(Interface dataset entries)
———

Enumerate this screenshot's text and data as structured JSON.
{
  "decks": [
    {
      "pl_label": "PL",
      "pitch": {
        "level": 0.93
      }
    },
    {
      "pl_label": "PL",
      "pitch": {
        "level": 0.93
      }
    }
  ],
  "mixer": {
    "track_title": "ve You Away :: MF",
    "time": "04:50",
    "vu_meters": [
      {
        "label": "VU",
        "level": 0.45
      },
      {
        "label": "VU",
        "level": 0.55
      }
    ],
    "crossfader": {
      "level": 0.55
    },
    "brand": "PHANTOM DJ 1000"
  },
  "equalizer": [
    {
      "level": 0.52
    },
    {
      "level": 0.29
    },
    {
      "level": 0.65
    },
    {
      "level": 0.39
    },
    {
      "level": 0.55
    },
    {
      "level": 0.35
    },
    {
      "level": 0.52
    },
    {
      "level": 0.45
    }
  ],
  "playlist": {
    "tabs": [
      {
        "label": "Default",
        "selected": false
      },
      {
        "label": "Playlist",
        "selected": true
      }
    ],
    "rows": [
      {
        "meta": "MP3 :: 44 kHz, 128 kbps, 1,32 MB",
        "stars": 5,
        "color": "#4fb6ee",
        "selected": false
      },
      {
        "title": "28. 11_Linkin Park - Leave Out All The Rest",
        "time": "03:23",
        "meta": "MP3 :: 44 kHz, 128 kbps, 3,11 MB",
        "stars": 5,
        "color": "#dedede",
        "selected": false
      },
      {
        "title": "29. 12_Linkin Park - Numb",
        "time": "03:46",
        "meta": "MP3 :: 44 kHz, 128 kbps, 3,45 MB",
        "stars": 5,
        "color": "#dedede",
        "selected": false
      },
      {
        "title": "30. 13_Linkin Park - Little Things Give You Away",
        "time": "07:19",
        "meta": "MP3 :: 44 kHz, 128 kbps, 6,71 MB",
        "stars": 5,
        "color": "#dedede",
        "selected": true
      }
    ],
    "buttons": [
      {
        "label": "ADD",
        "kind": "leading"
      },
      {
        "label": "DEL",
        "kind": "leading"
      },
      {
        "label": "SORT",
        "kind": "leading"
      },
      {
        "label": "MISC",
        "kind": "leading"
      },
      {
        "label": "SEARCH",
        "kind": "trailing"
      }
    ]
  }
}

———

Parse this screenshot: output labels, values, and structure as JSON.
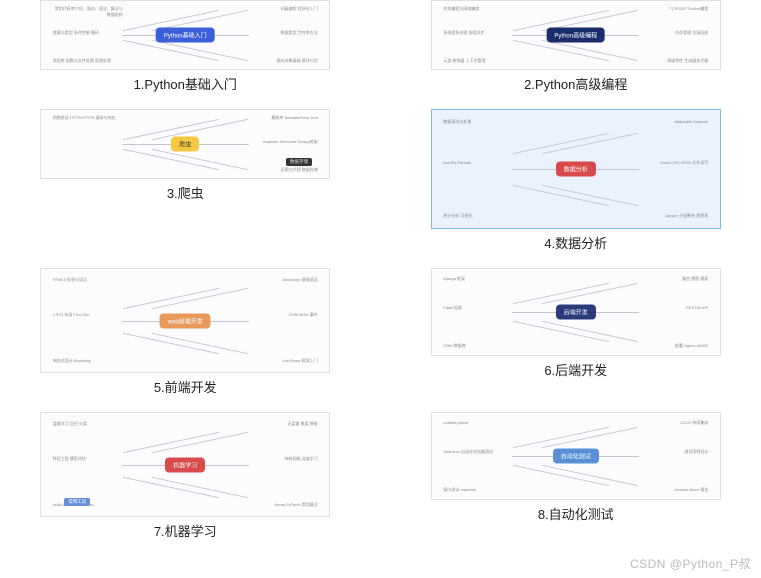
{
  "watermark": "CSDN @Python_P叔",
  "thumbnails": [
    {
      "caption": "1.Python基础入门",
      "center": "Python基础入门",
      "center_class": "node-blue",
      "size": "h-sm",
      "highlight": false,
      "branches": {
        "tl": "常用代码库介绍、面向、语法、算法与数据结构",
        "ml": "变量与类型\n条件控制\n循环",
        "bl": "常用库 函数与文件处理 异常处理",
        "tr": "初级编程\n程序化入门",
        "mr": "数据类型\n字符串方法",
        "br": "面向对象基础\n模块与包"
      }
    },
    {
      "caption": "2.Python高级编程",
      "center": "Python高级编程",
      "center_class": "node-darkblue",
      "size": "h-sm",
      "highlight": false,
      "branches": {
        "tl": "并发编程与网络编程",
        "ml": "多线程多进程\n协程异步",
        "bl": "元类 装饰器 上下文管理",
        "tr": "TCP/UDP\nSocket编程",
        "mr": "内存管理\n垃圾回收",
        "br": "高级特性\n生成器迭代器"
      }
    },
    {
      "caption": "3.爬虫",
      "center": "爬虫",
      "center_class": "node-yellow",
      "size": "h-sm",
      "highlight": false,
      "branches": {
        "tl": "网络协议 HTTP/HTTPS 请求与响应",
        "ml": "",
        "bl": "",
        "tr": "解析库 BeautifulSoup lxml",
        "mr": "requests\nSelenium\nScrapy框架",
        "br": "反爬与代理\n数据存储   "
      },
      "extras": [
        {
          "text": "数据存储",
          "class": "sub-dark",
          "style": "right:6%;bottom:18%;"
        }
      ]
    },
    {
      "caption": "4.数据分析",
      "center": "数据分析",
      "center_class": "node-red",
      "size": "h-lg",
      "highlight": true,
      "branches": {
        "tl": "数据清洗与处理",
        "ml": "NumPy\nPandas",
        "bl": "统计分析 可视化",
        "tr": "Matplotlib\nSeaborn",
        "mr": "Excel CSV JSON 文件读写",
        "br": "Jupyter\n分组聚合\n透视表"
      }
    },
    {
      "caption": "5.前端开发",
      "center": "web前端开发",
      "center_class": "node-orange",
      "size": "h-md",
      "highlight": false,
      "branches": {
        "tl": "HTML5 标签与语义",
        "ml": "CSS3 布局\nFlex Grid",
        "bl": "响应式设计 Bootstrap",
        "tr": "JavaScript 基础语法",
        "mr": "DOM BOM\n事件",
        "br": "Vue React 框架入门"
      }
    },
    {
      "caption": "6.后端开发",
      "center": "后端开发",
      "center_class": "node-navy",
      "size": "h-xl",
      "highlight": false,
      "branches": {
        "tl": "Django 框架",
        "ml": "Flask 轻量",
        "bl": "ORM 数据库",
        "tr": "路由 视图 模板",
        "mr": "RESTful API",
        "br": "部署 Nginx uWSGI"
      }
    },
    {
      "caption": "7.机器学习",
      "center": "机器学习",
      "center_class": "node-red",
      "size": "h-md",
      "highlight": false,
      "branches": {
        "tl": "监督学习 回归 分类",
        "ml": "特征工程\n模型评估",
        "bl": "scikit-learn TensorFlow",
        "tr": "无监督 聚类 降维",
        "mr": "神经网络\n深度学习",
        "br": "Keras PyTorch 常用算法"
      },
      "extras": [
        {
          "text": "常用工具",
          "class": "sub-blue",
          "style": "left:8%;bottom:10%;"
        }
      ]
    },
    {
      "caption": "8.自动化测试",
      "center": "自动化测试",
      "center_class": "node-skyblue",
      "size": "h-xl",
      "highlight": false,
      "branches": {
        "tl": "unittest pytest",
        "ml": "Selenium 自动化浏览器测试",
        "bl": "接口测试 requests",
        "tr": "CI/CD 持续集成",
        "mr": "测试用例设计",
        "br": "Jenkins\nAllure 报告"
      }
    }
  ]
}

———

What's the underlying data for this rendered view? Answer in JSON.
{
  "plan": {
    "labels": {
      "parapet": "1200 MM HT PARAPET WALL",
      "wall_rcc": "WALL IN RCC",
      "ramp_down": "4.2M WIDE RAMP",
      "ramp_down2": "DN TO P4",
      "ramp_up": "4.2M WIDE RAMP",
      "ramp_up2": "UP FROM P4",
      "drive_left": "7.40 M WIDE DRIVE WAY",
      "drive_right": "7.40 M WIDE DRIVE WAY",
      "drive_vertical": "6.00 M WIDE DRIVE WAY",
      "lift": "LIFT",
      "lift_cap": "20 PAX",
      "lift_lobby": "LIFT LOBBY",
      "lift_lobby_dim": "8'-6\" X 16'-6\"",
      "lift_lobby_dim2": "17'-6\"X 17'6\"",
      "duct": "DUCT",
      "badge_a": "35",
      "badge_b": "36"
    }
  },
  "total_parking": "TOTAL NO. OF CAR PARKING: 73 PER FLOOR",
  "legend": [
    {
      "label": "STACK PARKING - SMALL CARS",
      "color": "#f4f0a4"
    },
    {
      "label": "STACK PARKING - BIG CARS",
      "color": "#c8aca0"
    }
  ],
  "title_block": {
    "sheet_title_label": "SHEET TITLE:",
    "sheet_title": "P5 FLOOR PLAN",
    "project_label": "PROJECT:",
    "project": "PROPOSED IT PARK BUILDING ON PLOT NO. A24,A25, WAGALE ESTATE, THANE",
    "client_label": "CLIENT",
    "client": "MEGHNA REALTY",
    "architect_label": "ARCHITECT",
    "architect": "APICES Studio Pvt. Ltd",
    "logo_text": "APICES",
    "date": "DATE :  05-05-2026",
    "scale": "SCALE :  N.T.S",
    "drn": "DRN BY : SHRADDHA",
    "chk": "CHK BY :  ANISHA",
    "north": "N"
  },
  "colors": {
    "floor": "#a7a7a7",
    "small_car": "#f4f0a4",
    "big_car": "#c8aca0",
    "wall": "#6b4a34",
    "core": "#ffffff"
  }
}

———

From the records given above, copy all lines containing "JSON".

**RESPONSE AREA:**
Enumerate this screenshot's text and data as structured JSON.
Parse this screenshot: output labels, values, and structure as JSON.
        "mr": "Excel CSV JSON 文件读写",
What's the underlying data for this rendered view? Answer in JSON.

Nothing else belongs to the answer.